*Task goal*.
Lines from the one containing "Decode this image" through the final line of the records below are needed, copied exactly, with no pictures.
Information provided: Begin
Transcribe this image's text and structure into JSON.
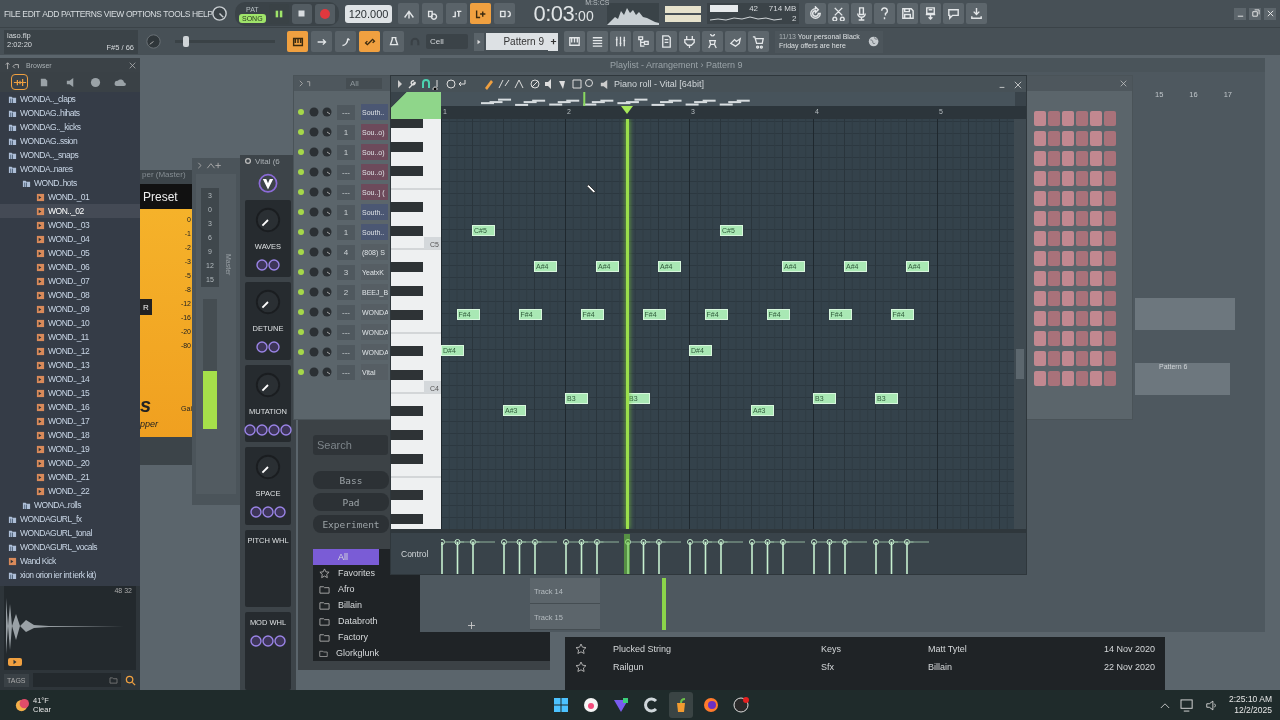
{
  "menu": [
    "FILE",
    "EDIT",
    "ADD",
    "PATTERNS",
    "VIEW",
    "OPTIONS",
    "TOOLS",
    "HELP"
  ],
  "transport": {
    "modes": [
      {
        "label": "PAT",
        "selected": false
      },
      {
        "label": "SONG",
        "selected": true
      }
    ],
    "tempo": "120.000",
    "time": "0:03",
    "time_cs": ":00",
    "time_unit": "M:S:CS"
  },
  "toggles_top": [
    {
      "on": false
    },
    {
      "on": false
    },
    {
      "on": false
    },
    {
      "on": true
    },
    {
      "on": false
    }
  ],
  "toggles_bottom": [
    {
      "on": true
    },
    {
      "on": false
    },
    {
      "on": false
    },
    {
      "on": true
    },
    {
      "on": false
    }
  ],
  "monitor": {
    "voices": "42",
    "memory": "714 MB",
    "polyphony": "2"
  },
  "project": {
    "file": "laso.flp",
    "time": "2:02:20",
    "hint": "F#5 / 66"
  },
  "pitch_slider": {
    "level": 0.08
  },
  "snap": "Cell",
  "pattern": "Pattern 9",
  "news": {
    "counter": "11/13",
    "text": "Your personal Black Friday offers are here"
  },
  "browser": {
    "title": "Browser",
    "tree": [
      {
        "label": "WONDA.._claps",
        "kind": "folder",
        "selected": false
      },
      {
        "label": "WONDAG..hihats",
        "kind": "folder",
        "selected": false
      },
      {
        "label": "WONDAG.._kicks",
        "kind": "folder",
        "selected": false
      },
      {
        "label": "WONDAG..ssion",
        "kind": "folder",
        "selected": false
      },
      {
        "label": "WONDA.._snaps",
        "kind": "folder",
        "selected": false
      },
      {
        "label": "WONDA..nares",
        "kind": "folder",
        "selected": false,
        "children": [
          {
            "label": "WOND..hots",
            "kind": "folder",
            "selected": false,
            "children": [
              {
                "label": "WOND.._01",
                "kind": "file",
                "selected": false
              },
              {
                "label": "WON.._02",
                "kind": "file",
                "selected": true
              },
              {
                "label": "WOND.._03",
                "kind": "file",
                "selected": false
              },
              {
                "label": "WOND.._04",
                "kind": "file",
                "selected": false
              },
              {
                "label": "WOND.._05",
                "kind": "file",
                "selected": false
              },
              {
                "label": "WOND.._06",
                "kind": "file",
                "selected": false
              },
              {
                "label": "WOND.._07",
                "kind": "file",
                "selected": false
              },
              {
                "label": "WOND.._08",
                "kind": "file",
                "selected": false
              },
              {
                "label": "WOND.._09",
                "kind": "file",
                "selected": false
              },
              {
                "label": "WOND.._10",
                "kind": "file",
                "selected": false
              },
              {
                "label": "WOND.._11",
                "kind": "file",
                "selected": false
              },
              {
                "label": "WOND.._12",
                "kind": "file",
                "selected": false
              },
              {
                "label": "WOND.._13",
                "kind": "file",
                "selected": false
              },
              {
                "label": "WOND.._14",
                "kind": "file",
                "selected": false
              },
              {
                "label": "WOND.._15",
                "kind": "file",
                "selected": false
              },
              {
                "label": "WOND.._16",
                "kind": "file",
                "selected": false
              },
              {
                "label": "WOND.._17",
                "kind": "file",
                "selected": false
              },
              {
                "label": "WOND.._18",
                "kind": "file",
                "selected": false
              },
              {
                "label": "WOND.._19",
                "kind": "file",
                "selected": false
              },
              {
                "label": "WOND.._20",
                "kind": "file",
                "selected": false
              },
              {
                "label": "WOND.._21",
                "kind": "file",
                "selected": false
              },
              {
                "label": "WOND.._22",
                "kind": "file",
                "selected": false
              }
            ]
          },
          {
            "label": "WONDA..rolls",
            "kind": "folder",
            "selected": false
          }
        ]
      },
      {
        "label": "WONDAGURL_fx",
        "kind": "folder",
        "selected": false
      },
      {
        "label": "WONDAGURL_tonal",
        "kind": "folder",
        "selected": false
      },
      {
        "label": "WONDAGURL_vocals",
        "kind": "folder",
        "selected": false
      },
      {
        "label": "Wand Kick",
        "kind": "file",
        "selected": false
      },
      {
        "label": "xion orion ier int ierk kit)",
        "kind": "folder",
        "selected": false
      }
    ],
    "sample_rate": "48",
    "bit_depth": "32",
    "tags_label": "TAGS"
  },
  "plugin": {
    "title": "per (Master)",
    "preset": "Preset",
    "button": "R",
    "ticks": [
      "0",
      "-1",
      "-2",
      "-3",
      "-5",
      "-8",
      "-12",
      "-16",
      "-20",
      "-80"
    ],
    "logo": "s",
    "subtitle": "pper",
    "gain": "Gai"
  },
  "mixer": {
    "title": "Master",
    "ticks": [
      "3",
      "0",
      "3",
      "6",
      "9",
      "12",
      "15"
    ],
    "level": 0.45
  },
  "vital": {
    "title": "Vital (6",
    "macros": [
      {
        "label": "WAVES",
        "kind": "knob"
      },
      {
        "label": "DETUNE",
        "kind": "knob"
      },
      {
        "label": "MUTATION",
        "kind": "knob"
      },
      {
        "label": "SPACE",
        "kind": "knob"
      },
      {
        "label": "PITCH WHL",
        "kind": "wheel"
      },
      {
        "label": "MOD WHL",
        "kind": "wheel"
      }
    ]
  },
  "presets": {
    "search_placeholder": "Search",
    "styles": [
      "Bass",
      "Pad",
      "Experiment"
    ],
    "folders": [
      {
        "label": "All",
        "kind": "all",
        "selected": true
      },
      {
        "label": "Favorites",
        "kind": "favorites",
        "selected": false
      },
      {
        "label": "Afro",
        "kind": "folder",
        "selected": false
      },
      {
        "label": "Billain",
        "kind": "folder",
        "selected": false
      },
      {
        "label": "Databroth",
        "kind": "folder",
        "selected": false
      },
      {
        "label": "Factory",
        "kind": "folder",
        "selected": false
      },
      {
        "label": "Glorkglunk",
        "kind": "folder",
        "selected": false
      }
    ],
    "rows": [
      {
        "name": "Plucked String",
        "style": "Keys",
        "author": "Matt Tytel",
        "date": "14 Nov 2020"
      },
      {
        "name": "Railgun",
        "style": "Sfx",
        "author": "Billain",
        "date": "22 Nov 2020"
      }
    ]
  },
  "channel_rack": {
    "filter": "All",
    "channels": [
      {
        "number": "---",
        "name": "South..",
        "color": "#4b5773"
      },
      {
        "number": "1",
        "name": "Sou..o)",
        "color": "#6d4a5b"
      },
      {
        "number": "1",
        "name": "Sou..o)",
        "color": "#6d4a5b"
      },
      {
        "number": "---",
        "name": "Sou..o)",
        "color": "#6d4a5b"
      },
      {
        "number": "---",
        "name": "Sou..] (",
        "color": "#6d4a5b"
      },
      {
        "number": "1",
        "name": "South..",
        "color": "#4b5773"
      },
      {
        "number": "1",
        "name": "South..",
        "color": "#4b5773"
      },
      {
        "number": "4",
        "name": "(808) S",
        "color": "#565e64"
      },
      {
        "number": "3",
        "name": "YeatxK",
        "color": "#565e64"
      },
      {
        "number": "2",
        "name": "BEEJ_B",
        "color": "#565e64"
      },
      {
        "number": "---",
        "name": "WONDA",
        "color": "#565e64"
      },
      {
        "number": "---",
        "name": "WONDA",
        "color": "#565e64"
      },
      {
        "number": "---",
        "name": "WONDA",
        "color": "#565e64"
      },
      {
        "number": "---",
        "name": "Vital",
        "color": "#565e64"
      }
    ]
  },
  "playlist": {
    "title": "Playlist - Arrangement › Pattern 9",
    "bars": [
      "15",
      "16",
      "17"
    ],
    "tracks": [
      "Track 14",
      "Track 15"
    ],
    "clip": "Pattern 6"
  },
  "piano_roll": {
    "title": "Piano roll - Vital [64bit]",
    "bars": [
      "1",
      "2",
      "3",
      "4",
      "5"
    ],
    "key_labels": [
      "C5",
      "C4"
    ],
    "playhead": {
      "level": 0.324
    },
    "control_label": "Control",
    "note_groups": [
      {
        "notes": [
          {
            "label": "D#4"
          },
          {
            "label": "F#4"
          },
          {
            "label": "C#5"
          }
        ]
      },
      {
        "notes": [
          {
            "label": "A#3"
          },
          {
            "label": "F#4"
          },
          {
            "label": "A#4"
          }
        ]
      },
      {
        "notes": [
          {
            "label": "B3"
          },
          {
            "label": "F#4"
          },
          {
            "label": "A#4"
          }
        ]
      },
      {
        "notes": [
          {
            "label": "B3"
          },
          {
            "label": "F#4"
          },
          {
            "label": "A#4"
          }
        ]
      },
      {
        "notes": [
          {
            "label": "D#4"
          },
          {
            "label": "F#4"
          },
          {
            "label": "C#5"
          }
        ]
      },
      {
        "notes": [
          {
            "label": "A#3"
          },
          {
            "label": "F#4"
          },
          {
            "label": "A#4"
          }
        ]
      },
      {
        "notes": [
          {
            "label": "B3"
          },
          {
            "label": "F#4"
          },
          {
            "label": "A#4"
          }
        ]
      },
      {
        "notes": [
          {
            "label": "B3"
          },
          {
            "label": "F#4"
          },
          {
            "label": "A#4"
          }
        ]
      }
    ]
  },
  "taskbar": {
    "temperature": "41°F",
    "weather": "Clear",
    "time": "2:25:10 AM",
    "date": "12/2/2025",
    "apps": [
      {
        "kind": "start",
        "selected": false
      },
      {
        "kind": "music",
        "selected": false
      },
      {
        "kind": "vpn",
        "selected": false
      },
      {
        "kind": "cleaner",
        "selected": false
      },
      {
        "kind": "daw",
        "selected": true
      },
      {
        "kind": "browser",
        "selected": false
      },
      {
        "kind": "recorder",
        "selected": false
      }
    ]
  }
}
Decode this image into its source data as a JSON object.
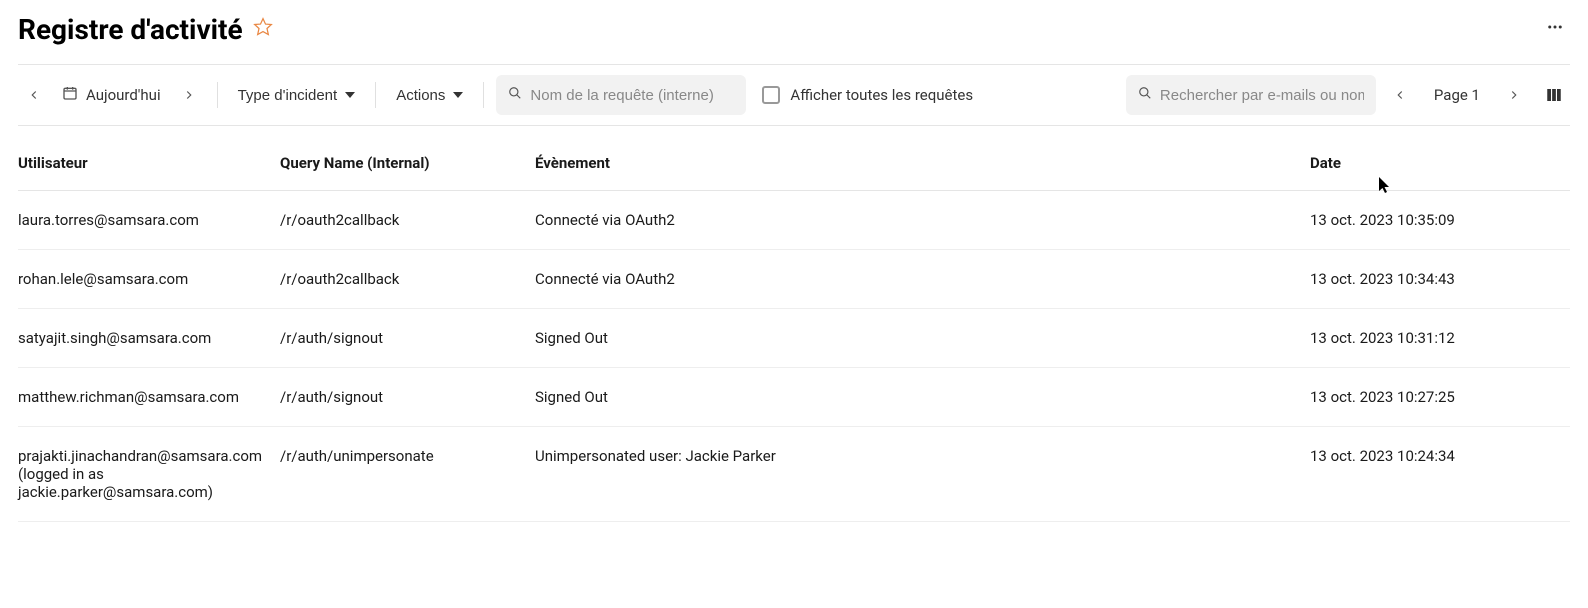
{
  "header": {
    "title": "Registre d'activité"
  },
  "toolbar": {
    "date_range": "Aujourd'hui",
    "incident_type_label": "Type d'incident",
    "actions_label": "Actions",
    "search_query_placeholder": "Nom de la requête (interne)",
    "show_all_label": "Afficher toutes les requêtes",
    "search_email_placeholder": "Rechercher par e-mails ou noms",
    "page_label": "Page 1"
  },
  "table": {
    "headers": {
      "user": "Utilisateur",
      "query": "Query Name (Internal)",
      "event": "Évènement",
      "date": "Date"
    },
    "rows": [
      {
        "user": "laura.torres@samsara.com",
        "query": "/r/oauth2callback",
        "event": "Connecté via OAuth2",
        "date": "13 oct. 2023 10:35:09"
      },
      {
        "user": "rohan.lele@samsara.com",
        "query": "/r/oauth2callback",
        "event": "Connecté via OAuth2",
        "date": "13 oct. 2023 10:34:43"
      },
      {
        "user": "satyajit.singh@samsara.com",
        "query": "/r/auth/signout",
        "event": "Signed Out",
        "date": "13 oct. 2023 10:31:12"
      },
      {
        "user": "matthew.richman@samsara.com",
        "query": "/r/auth/signout",
        "event": "Signed Out",
        "date": "13 oct. 2023 10:27:25"
      },
      {
        "user": "prajakti.jinachandran@samsara.com (logged in as jackie.parker@samsara.com)",
        "query": "/r/auth/unimpersonate",
        "event": "Unimpersonated user: Jackie Parker",
        "date": "13 oct. 2023 10:24:34"
      }
    ]
  }
}
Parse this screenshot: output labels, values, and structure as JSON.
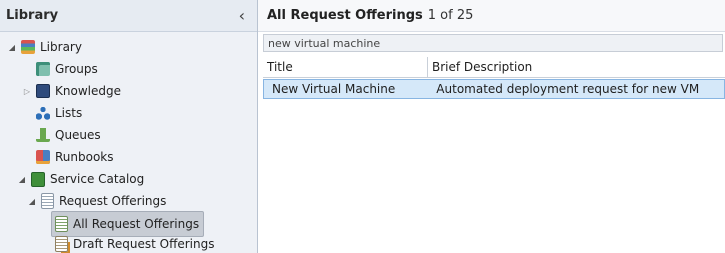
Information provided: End
*Response*.
Decode this image into its source data as a JSON object.
{
  "header": {
    "title": "Registre d'activité"
  },
  "toolbar": {
    "date_range": "Aujourd'hui",
    "incident_type_label": "Type d'incident",
    "actions_label": "Actions",
    "search_query_placeholder": "Nom de la requête (interne)",
    "show_all_label": "Afficher toutes les requêtes",
    "search_email_placeholder": "Rechercher par e-mails ou noms",
    "page_label": "Page 1"
  },
  "table": {
    "headers": {
      "user": "Utilisateur",
      "query": "Query Name (Internal)",
      "event": "Évènement",
      "date": "Date"
    },
    "rows": [
      {
        "user": "laura.torres@samsara.com",
        "query": "/r/oauth2callback",
        "event": "Connecté via OAuth2",
        "date": "13 oct. 2023 10:35:09"
      },
      {
        "user": "rohan.lele@samsara.com",
        "query": "/r/oauth2callback",
        "event": "Connecté via OAuth2",
        "date": "13 oct. 2023 10:34:43"
      },
      {
        "user": "satyajit.singh@samsara.com",
        "query": "/r/auth/signout",
        "event": "Signed Out",
        "date": "13 oct. 2023 10:31:12"
      },
      {
        "user": "matthew.richman@samsara.com",
        "query": "/r/auth/signout",
        "event": "Signed Out",
        "date": "13 oct. 2023 10:27:25"
      },
      {
        "user": "prajakti.jinachandran@samsara.com (logged in as jackie.parker@samsara.com)",
        "query": "/r/auth/unimpersonate",
        "event": "Unimpersonated user: Jackie Parker",
        "date": "13 oct. 2023 10:24:34"
      }
    ]
  }
}
Parse this screenshot: output labels, values, and structure as JSON.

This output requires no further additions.